◆ Task statement ◆
Restate the entries below verbatim.

◆ Source data ◆
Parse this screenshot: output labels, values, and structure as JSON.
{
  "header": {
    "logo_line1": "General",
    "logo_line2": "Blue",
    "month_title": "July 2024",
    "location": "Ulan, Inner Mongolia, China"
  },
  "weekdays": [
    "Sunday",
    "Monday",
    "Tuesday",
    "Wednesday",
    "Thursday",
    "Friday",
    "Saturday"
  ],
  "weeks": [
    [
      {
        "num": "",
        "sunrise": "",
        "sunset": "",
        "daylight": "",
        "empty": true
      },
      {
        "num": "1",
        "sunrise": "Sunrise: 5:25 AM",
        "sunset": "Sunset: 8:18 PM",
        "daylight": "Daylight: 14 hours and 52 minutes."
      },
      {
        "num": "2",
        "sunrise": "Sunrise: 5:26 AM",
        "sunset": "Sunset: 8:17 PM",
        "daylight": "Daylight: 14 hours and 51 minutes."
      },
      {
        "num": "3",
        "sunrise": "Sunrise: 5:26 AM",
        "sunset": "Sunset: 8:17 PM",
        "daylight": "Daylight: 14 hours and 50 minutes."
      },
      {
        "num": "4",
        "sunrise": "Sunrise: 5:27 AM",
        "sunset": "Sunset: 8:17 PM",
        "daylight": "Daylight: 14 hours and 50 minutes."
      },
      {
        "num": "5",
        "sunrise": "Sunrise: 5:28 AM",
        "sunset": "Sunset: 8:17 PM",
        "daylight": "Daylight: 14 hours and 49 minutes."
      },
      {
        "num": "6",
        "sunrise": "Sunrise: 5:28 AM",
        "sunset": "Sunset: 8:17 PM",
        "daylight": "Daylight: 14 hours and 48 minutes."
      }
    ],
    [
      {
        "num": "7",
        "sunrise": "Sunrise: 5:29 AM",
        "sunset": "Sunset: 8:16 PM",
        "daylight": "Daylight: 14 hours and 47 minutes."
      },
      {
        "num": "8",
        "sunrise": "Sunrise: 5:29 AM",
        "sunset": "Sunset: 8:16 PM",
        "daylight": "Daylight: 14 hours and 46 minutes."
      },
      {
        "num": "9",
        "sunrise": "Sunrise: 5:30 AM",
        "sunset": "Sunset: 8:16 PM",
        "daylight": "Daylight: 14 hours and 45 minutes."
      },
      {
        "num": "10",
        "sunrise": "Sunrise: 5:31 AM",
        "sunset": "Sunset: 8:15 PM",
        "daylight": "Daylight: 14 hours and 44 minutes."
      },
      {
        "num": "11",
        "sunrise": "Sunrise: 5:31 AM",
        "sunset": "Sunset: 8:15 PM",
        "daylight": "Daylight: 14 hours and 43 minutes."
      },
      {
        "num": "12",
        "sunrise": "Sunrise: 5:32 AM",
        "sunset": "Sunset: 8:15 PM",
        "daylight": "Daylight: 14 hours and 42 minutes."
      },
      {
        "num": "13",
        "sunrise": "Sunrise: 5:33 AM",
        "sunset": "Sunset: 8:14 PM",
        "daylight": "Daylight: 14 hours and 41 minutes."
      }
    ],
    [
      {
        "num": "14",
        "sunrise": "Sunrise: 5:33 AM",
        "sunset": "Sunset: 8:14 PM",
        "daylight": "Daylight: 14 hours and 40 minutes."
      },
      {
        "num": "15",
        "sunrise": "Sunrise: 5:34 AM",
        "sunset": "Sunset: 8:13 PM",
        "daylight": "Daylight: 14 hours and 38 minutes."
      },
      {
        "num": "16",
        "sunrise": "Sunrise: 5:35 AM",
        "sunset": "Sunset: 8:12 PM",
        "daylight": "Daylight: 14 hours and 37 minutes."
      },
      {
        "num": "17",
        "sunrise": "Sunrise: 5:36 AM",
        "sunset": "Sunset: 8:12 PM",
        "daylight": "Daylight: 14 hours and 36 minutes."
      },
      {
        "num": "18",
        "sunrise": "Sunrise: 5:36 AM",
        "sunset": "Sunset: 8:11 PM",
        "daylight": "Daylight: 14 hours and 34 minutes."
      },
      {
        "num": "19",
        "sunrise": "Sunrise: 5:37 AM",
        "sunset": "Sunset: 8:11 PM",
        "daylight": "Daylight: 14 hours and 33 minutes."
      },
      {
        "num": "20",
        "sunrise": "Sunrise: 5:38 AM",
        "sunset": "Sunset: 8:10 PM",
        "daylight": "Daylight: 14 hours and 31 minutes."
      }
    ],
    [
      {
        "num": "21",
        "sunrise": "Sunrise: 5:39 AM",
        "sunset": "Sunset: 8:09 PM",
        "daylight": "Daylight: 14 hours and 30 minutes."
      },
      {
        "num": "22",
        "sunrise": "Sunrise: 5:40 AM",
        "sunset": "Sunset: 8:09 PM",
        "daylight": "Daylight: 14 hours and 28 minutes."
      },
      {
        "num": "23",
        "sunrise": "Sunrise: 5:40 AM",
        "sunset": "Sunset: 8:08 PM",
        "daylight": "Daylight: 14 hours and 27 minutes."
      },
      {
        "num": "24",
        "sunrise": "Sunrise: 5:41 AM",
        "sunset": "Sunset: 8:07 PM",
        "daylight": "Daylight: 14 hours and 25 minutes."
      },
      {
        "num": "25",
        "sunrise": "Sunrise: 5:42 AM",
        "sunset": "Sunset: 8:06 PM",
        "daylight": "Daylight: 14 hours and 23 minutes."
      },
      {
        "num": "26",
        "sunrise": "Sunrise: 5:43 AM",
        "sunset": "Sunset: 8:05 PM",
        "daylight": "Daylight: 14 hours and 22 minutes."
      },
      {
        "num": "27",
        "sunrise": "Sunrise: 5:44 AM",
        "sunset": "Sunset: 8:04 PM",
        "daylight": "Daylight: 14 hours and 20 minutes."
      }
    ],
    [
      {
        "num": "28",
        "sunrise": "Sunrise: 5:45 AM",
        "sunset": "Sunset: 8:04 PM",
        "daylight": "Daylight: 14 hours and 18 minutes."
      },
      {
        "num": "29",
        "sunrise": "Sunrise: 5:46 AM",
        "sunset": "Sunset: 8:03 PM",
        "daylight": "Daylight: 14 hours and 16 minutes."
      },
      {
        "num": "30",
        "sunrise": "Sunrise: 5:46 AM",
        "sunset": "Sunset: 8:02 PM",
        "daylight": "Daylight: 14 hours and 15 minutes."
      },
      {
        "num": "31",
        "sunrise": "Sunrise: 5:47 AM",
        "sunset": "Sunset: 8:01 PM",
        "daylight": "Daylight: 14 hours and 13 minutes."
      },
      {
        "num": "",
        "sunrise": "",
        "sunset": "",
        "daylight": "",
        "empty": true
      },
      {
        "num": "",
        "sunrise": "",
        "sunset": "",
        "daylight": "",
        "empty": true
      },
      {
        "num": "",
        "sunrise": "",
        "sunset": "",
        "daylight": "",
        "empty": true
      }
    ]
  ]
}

◆ Finished exercise ◆
Parse this screenshot: output labels, values, and structure as JSON.
{
  "header": {
    "logo_line1": "General",
    "logo_line2": "Blue",
    "month_title": "July 2024",
    "location": "Ulan, Inner Mongolia, China"
  },
  "weekdays": [
    "Sunday",
    "Monday",
    "Tuesday",
    "Wednesday",
    "Thursday",
    "Friday",
    "Saturday"
  ],
  "weeks": [
    [
      {
        "num": "",
        "sunrise": "",
        "sunset": "",
        "daylight": "",
        "empty": true
      },
      {
        "num": "1",
        "sunrise": "Sunrise: 5:25 AM",
        "sunset": "Sunset: 8:18 PM",
        "daylight": "Daylight: 14 hours and 52 minutes."
      },
      {
        "num": "2",
        "sunrise": "Sunrise: 5:26 AM",
        "sunset": "Sunset: 8:17 PM",
        "daylight": "Daylight: 14 hours and 51 minutes."
      },
      {
        "num": "3",
        "sunrise": "Sunrise: 5:26 AM",
        "sunset": "Sunset: 8:17 PM",
        "daylight": "Daylight: 14 hours and 50 minutes."
      },
      {
        "num": "4",
        "sunrise": "Sunrise: 5:27 AM",
        "sunset": "Sunset: 8:17 PM",
        "daylight": "Daylight: 14 hours and 50 minutes."
      },
      {
        "num": "5",
        "sunrise": "Sunrise: 5:28 AM",
        "sunset": "Sunset: 8:17 PM",
        "daylight": "Daylight: 14 hours and 49 minutes."
      },
      {
        "num": "6",
        "sunrise": "Sunrise: 5:28 AM",
        "sunset": "Sunset: 8:17 PM",
        "daylight": "Daylight: 14 hours and 48 minutes."
      }
    ],
    [
      {
        "num": "7",
        "sunrise": "Sunrise: 5:29 AM",
        "sunset": "Sunset: 8:16 PM",
        "daylight": "Daylight: 14 hours and 47 minutes."
      },
      {
        "num": "8",
        "sunrise": "Sunrise: 5:29 AM",
        "sunset": "Sunset: 8:16 PM",
        "daylight": "Daylight: 14 hours and 46 minutes."
      },
      {
        "num": "9",
        "sunrise": "Sunrise: 5:30 AM",
        "sunset": "Sunset: 8:16 PM",
        "daylight": "Daylight: 14 hours and 45 minutes."
      },
      {
        "num": "10",
        "sunrise": "Sunrise: 5:31 AM",
        "sunset": "Sunset: 8:15 PM",
        "daylight": "Daylight: 14 hours and 44 minutes."
      },
      {
        "num": "11",
        "sunrise": "Sunrise: 5:31 AM",
        "sunset": "Sunset: 8:15 PM",
        "daylight": "Daylight: 14 hours and 43 minutes."
      },
      {
        "num": "12",
        "sunrise": "Sunrise: 5:32 AM",
        "sunset": "Sunset: 8:15 PM",
        "daylight": "Daylight: 14 hours and 42 minutes."
      },
      {
        "num": "13",
        "sunrise": "Sunrise: 5:33 AM",
        "sunset": "Sunset: 8:14 PM",
        "daylight": "Daylight: 14 hours and 41 minutes."
      }
    ],
    [
      {
        "num": "14",
        "sunrise": "Sunrise: 5:33 AM",
        "sunset": "Sunset: 8:14 PM",
        "daylight": "Daylight: 14 hours and 40 minutes."
      },
      {
        "num": "15",
        "sunrise": "Sunrise: 5:34 AM",
        "sunset": "Sunset: 8:13 PM",
        "daylight": "Daylight: 14 hours and 38 minutes."
      },
      {
        "num": "16",
        "sunrise": "Sunrise: 5:35 AM",
        "sunset": "Sunset: 8:12 PM",
        "daylight": "Daylight: 14 hours and 37 minutes."
      },
      {
        "num": "17",
        "sunrise": "Sunrise: 5:36 AM",
        "sunset": "Sunset: 8:12 PM",
        "daylight": "Daylight: 14 hours and 36 minutes."
      },
      {
        "num": "18",
        "sunrise": "Sunrise: 5:36 AM",
        "sunset": "Sunset: 8:11 PM",
        "daylight": "Daylight: 14 hours and 34 minutes."
      },
      {
        "num": "19",
        "sunrise": "Sunrise: 5:37 AM",
        "sunset": "Sunset: 8:11 PM",
        "daylight": "Daylight: 14 hours and 33 minutes."
      },
      {
        "num": "20",
        "sunrise": "Sunrise: 5:38 AM",
        "sunset": "Sunset: 8:10 PM",
        "daylight": "Daylight: 14 hours and 31 minutes."
      }
    ],
    [
      {
        "num": "21",
        "sunrise": "Sunrise: 5:39 AM",
        "sunset": "Sunset: 8:09 PM",
        "daylight": "Daylight: 14 hours and 30 minutes."
      },
      {
        "num": "22",
        "sunrise": "Sunrise: 5:40 AM",
        "sunset": "Sunset: 8:09 PM",
        "daylight": "Daylight: 14 hours and 28 minutes."
      },
      {
        "num": "23",
        "sunrise": "Sunrise: 5:40 AM",
        "sunset": "Sunset: 8:08 PM",
        "daylight": "Daylight: 14 hours and 27 minutes."
      },
      {
        "num": "24",
        "sunrise": "Sunrise: 5:41 AM",
        "sunset": "Sunset: 8:07 PM",
        "daylight": "Daylight: 14 hours and 25 minutes."
      },
      {
        "num": "25",
        "sunrise": "Sunrise: 5:42 AM",
        "sunset": "Sunset: 8:06 PM",
        "daylight": "Daylight: 14 hours and 23 minutes."
      },
      {
        "num": "26",
        "sunrise": "Sunrise: 5:43 AM",
        "sunset": "Sunset: 8:05 PM",
        "daylight": "Daylight: 14 hours and 22 minutes."
      },
      {
        "num": "27",
        "sunrise": "Sunrise: 5:44 AM",
        "sunset": "Sunset: 8:04 PM",
        "daylight": "Daylight: 14 hours and 20 minutes."
      }
    ],
    [
      {
        "num": "28",
        "sunrise": "Sunrise: 5:45 AM",
        "sunset": "Sunset: 8:04 PM",
        "daylight": "Daylight: 14 hours and 18 minutes."
      },
      {
        "num": "29",
        "sunrise": "Sunrise: 5:46 AM",
        "sunset": "Sunset: 8:03 PM",
        "daylight": "Daylight: 14 hours and 16 minutes."
      },
      {
        "num": "30",
        "sunrise": "Sunrise: 5:46 AM",
        "sunset": "Sunset: 8:02 PM",
        "daylight": "Daylight: 14 hours and 15 minutes."
      },
      {
        "num": "31",
        "sunrise": "Sunrise: 5:47 AM",
        "sunset": "Sunset: 8:01 PM",
        "daylight": "Daylight: 14 hours and 13 minutes."
      },
      {
        "num": "",
        "sunrise": "",
        "sunset": "",
        "daylight": "",
        "empty": true
      },
      {
        "num": "",
        "sunrise": "",
        "sunset": "",
        "daylight": "",
        "empty": true
      },
      {
        "num": "",
        "sunrise": "",
        "sunset": "",
        "daylight": "",
        "empty": true
      }
    ]
  ]
}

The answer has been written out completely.